(Records drawn from a dataset)

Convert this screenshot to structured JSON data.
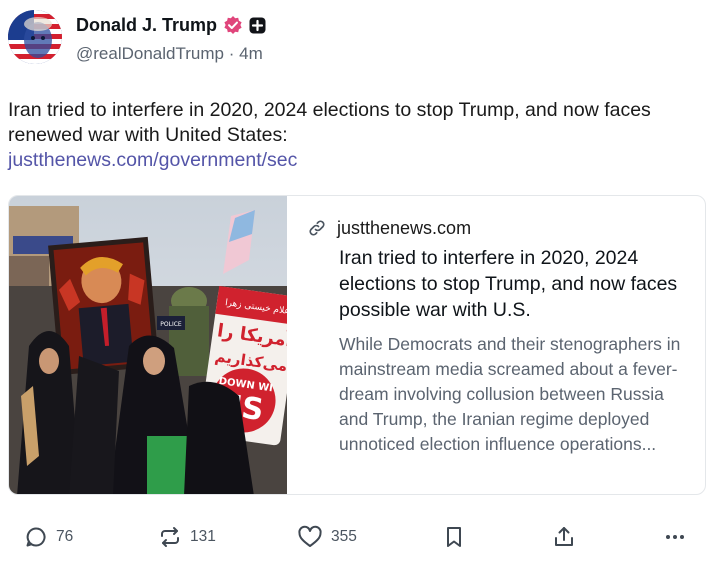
{
  "author": {
    "display_name": "Donald J. Trump",
    "handle": "@realDonaldTrump",
    "separator": "·",
    "time_ago": "4m"
  },
  "post": {
    "text": "Iran tried to interfere in 2020, 2024 elections to stop Trump, and now faces renewed war with United States:",
    "link": "justthenews.com/government/sec"
  },
  "card": {
    "domain": "justthenews.com",
    "title": "Iran tried to interfere in 2020, 2024 elections to stop Trump, and now faces possible war with U.S.",
    "description": "While Democrats and their stenographers in mainstream media screamed about a fever-dream involving collusion between Russia and Trump, the Iranian regime deployed unnoticed election influence operations...",
    "sign_text_1": "آمریکا را",
    "sign_text_2": "می‌کذاریم",
    "sign_text_3": "DOWN WI",
    "sign_text_4": "US",
    "sign_text_top": "اعلام خیستی زهرا",
    "police_text": "POLICE"
  },
  "actions": {
    "replies": "76",
    "reposts": "131",
    "likes": "355"
  },
  "icons": [
    "verified-icon",
    "plus-badge-icon",
    "link-icon",
    "reply-icon",
    "repost-icon",
    "like-icon",
    "bookmark-icon",
    "share-icon",
    "more-icon"
  ],
  "colors": {
    "verified": "#e0457b",
    "link": "#5455a8",
    "muted": "#5b6470"
  }
}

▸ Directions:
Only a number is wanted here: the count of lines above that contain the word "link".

▸ Response below:
3